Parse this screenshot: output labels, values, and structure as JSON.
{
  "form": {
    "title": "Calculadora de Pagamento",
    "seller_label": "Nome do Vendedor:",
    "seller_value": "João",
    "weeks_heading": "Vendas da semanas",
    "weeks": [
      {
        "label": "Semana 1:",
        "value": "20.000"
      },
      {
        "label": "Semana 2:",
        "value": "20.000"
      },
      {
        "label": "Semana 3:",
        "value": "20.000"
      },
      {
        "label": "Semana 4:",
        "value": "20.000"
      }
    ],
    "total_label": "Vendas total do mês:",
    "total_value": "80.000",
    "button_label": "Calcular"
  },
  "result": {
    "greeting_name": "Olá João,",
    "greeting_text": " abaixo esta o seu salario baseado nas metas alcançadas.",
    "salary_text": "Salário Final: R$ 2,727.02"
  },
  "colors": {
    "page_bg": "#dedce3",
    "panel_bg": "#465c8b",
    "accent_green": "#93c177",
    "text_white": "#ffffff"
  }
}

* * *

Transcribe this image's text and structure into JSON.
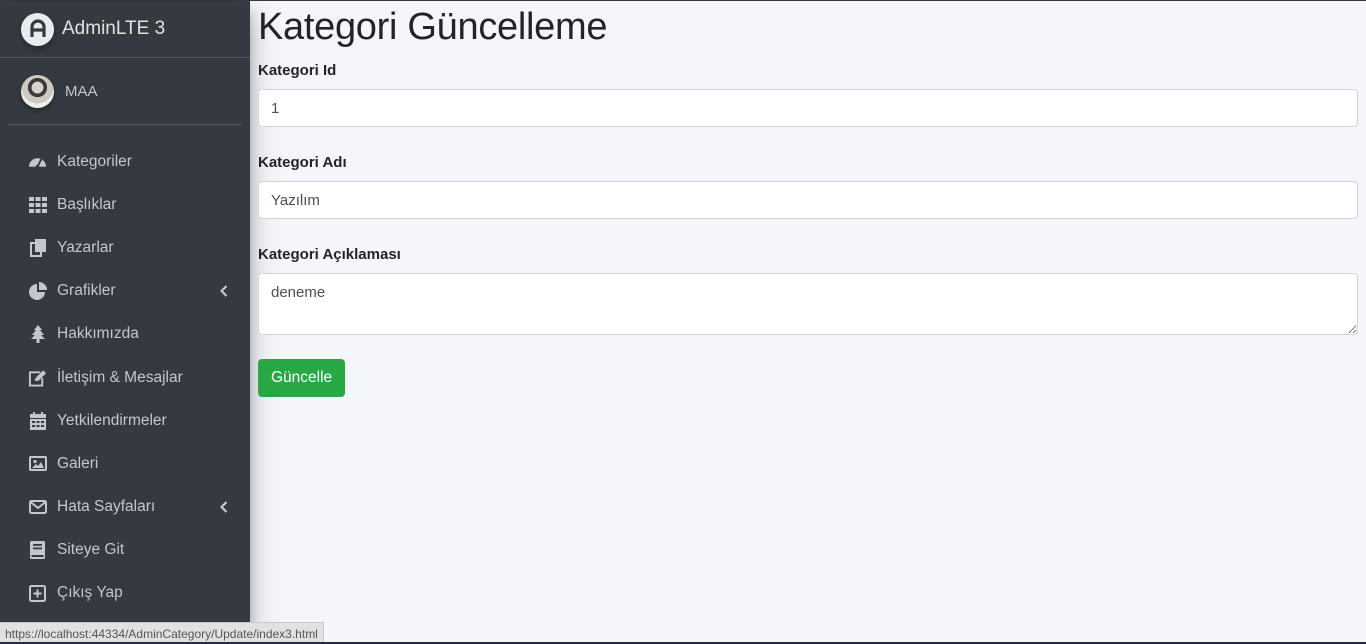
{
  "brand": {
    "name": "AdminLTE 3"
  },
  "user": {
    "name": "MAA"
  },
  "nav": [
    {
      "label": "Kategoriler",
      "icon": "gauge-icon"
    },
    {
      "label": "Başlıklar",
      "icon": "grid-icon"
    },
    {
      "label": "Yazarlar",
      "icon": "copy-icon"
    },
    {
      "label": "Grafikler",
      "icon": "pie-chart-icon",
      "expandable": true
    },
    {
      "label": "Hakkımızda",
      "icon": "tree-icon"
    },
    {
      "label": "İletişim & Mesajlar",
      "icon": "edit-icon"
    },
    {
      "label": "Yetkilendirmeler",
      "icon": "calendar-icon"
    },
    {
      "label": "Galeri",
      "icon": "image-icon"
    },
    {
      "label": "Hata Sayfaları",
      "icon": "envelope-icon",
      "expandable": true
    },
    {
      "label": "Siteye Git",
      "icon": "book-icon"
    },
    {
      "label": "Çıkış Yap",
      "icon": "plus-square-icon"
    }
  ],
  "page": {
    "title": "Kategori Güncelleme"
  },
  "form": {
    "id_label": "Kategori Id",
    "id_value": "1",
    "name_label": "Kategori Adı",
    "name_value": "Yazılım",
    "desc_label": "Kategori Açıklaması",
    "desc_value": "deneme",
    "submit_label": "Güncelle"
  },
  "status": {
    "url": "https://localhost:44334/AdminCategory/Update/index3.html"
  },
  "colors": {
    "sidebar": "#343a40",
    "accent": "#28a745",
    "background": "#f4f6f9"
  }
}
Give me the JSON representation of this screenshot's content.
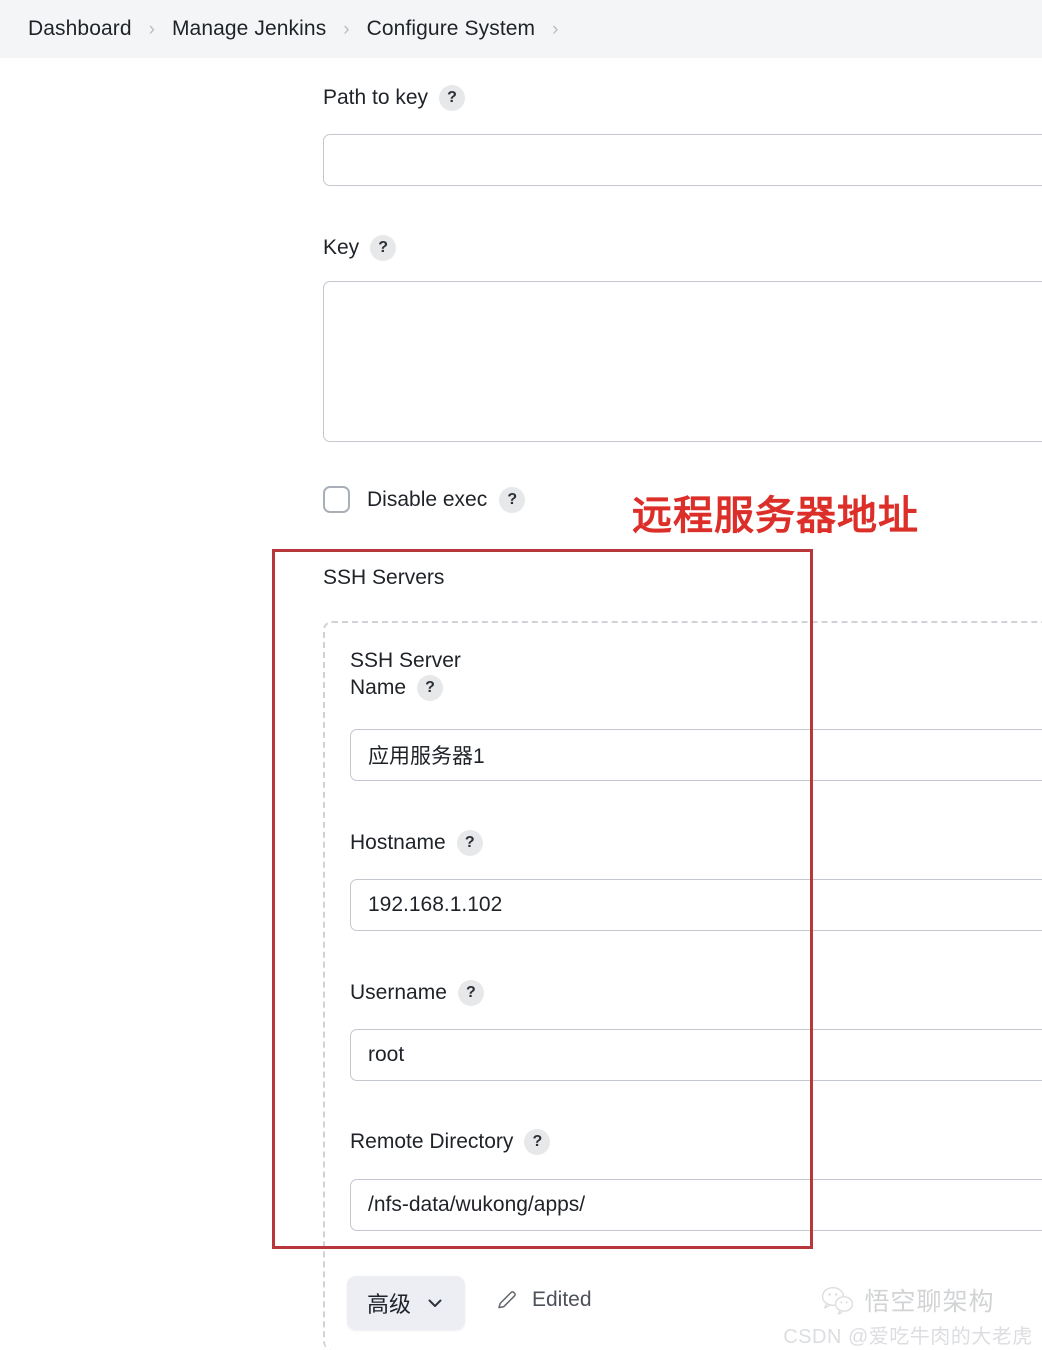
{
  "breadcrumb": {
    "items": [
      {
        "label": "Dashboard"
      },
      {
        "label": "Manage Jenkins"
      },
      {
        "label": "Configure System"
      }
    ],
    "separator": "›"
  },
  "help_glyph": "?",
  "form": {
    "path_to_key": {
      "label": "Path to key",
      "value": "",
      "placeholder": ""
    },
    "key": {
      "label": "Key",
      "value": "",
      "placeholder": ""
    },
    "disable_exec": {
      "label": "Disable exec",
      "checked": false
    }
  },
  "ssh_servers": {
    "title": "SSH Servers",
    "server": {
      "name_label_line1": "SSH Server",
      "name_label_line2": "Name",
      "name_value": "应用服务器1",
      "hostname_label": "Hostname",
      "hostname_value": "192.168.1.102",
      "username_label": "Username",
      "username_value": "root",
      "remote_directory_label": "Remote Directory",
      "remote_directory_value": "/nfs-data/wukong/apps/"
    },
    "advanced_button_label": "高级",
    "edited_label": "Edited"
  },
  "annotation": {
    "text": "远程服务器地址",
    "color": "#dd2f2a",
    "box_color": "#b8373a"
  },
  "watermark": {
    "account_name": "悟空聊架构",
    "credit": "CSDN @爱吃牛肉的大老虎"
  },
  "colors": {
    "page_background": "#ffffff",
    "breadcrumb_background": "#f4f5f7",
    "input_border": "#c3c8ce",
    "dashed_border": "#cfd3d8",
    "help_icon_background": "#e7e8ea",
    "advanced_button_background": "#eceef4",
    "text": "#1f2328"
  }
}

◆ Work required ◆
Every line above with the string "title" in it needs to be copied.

◆ Response to this task ◆
    "title": "Calculadora de Pagamento",
    "title": "Kategori Güncelleme"
    "title": "SSH Servers",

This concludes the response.